Website and app data records
·····

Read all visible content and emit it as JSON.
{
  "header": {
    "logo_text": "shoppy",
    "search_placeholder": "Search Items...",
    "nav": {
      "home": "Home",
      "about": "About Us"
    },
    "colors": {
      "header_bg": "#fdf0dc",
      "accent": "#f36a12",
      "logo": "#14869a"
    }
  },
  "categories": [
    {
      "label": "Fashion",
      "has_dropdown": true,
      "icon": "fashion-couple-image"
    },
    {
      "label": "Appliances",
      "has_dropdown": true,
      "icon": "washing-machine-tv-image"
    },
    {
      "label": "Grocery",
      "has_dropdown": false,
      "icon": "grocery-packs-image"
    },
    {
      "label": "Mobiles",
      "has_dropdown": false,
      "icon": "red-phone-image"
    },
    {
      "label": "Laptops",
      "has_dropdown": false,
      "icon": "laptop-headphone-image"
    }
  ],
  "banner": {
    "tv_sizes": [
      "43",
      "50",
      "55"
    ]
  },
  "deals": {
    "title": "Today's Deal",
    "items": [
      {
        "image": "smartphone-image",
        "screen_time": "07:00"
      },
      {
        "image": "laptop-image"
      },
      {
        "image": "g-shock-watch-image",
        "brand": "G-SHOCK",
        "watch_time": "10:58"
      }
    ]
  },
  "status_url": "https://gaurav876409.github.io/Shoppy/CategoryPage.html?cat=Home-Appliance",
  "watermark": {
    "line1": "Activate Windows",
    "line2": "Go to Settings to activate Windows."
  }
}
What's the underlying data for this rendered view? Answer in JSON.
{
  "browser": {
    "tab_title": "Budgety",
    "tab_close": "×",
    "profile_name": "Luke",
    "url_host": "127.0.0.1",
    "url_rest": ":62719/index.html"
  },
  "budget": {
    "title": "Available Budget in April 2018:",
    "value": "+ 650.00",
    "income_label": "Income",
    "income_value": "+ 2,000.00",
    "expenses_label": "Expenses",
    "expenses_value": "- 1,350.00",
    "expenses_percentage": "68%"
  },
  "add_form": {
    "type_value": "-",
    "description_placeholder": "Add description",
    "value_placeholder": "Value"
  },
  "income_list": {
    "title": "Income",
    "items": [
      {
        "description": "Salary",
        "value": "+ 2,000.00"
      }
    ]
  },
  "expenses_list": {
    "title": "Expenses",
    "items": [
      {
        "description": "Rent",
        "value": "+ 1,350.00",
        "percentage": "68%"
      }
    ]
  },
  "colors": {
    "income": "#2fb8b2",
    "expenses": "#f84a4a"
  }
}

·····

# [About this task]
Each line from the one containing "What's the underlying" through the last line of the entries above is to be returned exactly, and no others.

# [Expected answer]
What's the underlying data for this rendered view? Answer in JSON.
{
  "browser": {
    "tab_title": "Budgety",
    "tab_close": "×",
    "profile_name": "Luke",
    "url_host": "127.0.0.1",
    "url_rest": ":62719/index.html"
  },
  "budget": {
    "title": "Available Budget in April 2018:",
    "value": "+ 650.00",
    "income_label": "Income",
    "income_value": "+ 2,000.00",
    "expenses_label": "Expenses",
    "expenses_value": "- 1,350.00",
    "expenses_percentage": "68%"
  },
  "add_form": {
    "type_value": "-",
    "description_placeholder": "Add description",
    "value_placeholder": "Value"
  },
  "income_list": {
    "title": "Income",
    "items": [
      {
        "description": "Salary",
        "value": "+ 2,000.00"
      }
    ]
  },
  "expenses_list": {
    "title": "Expenses",
    "items": [
      {
        "description": "Rent",
        "value": "+ 1,350.00",
        "percentage": "68%"
      }
    ]
  },
  "colors": {
    "income": "#2fb8b2",
    "expenses": "#f84a4a"
  }
}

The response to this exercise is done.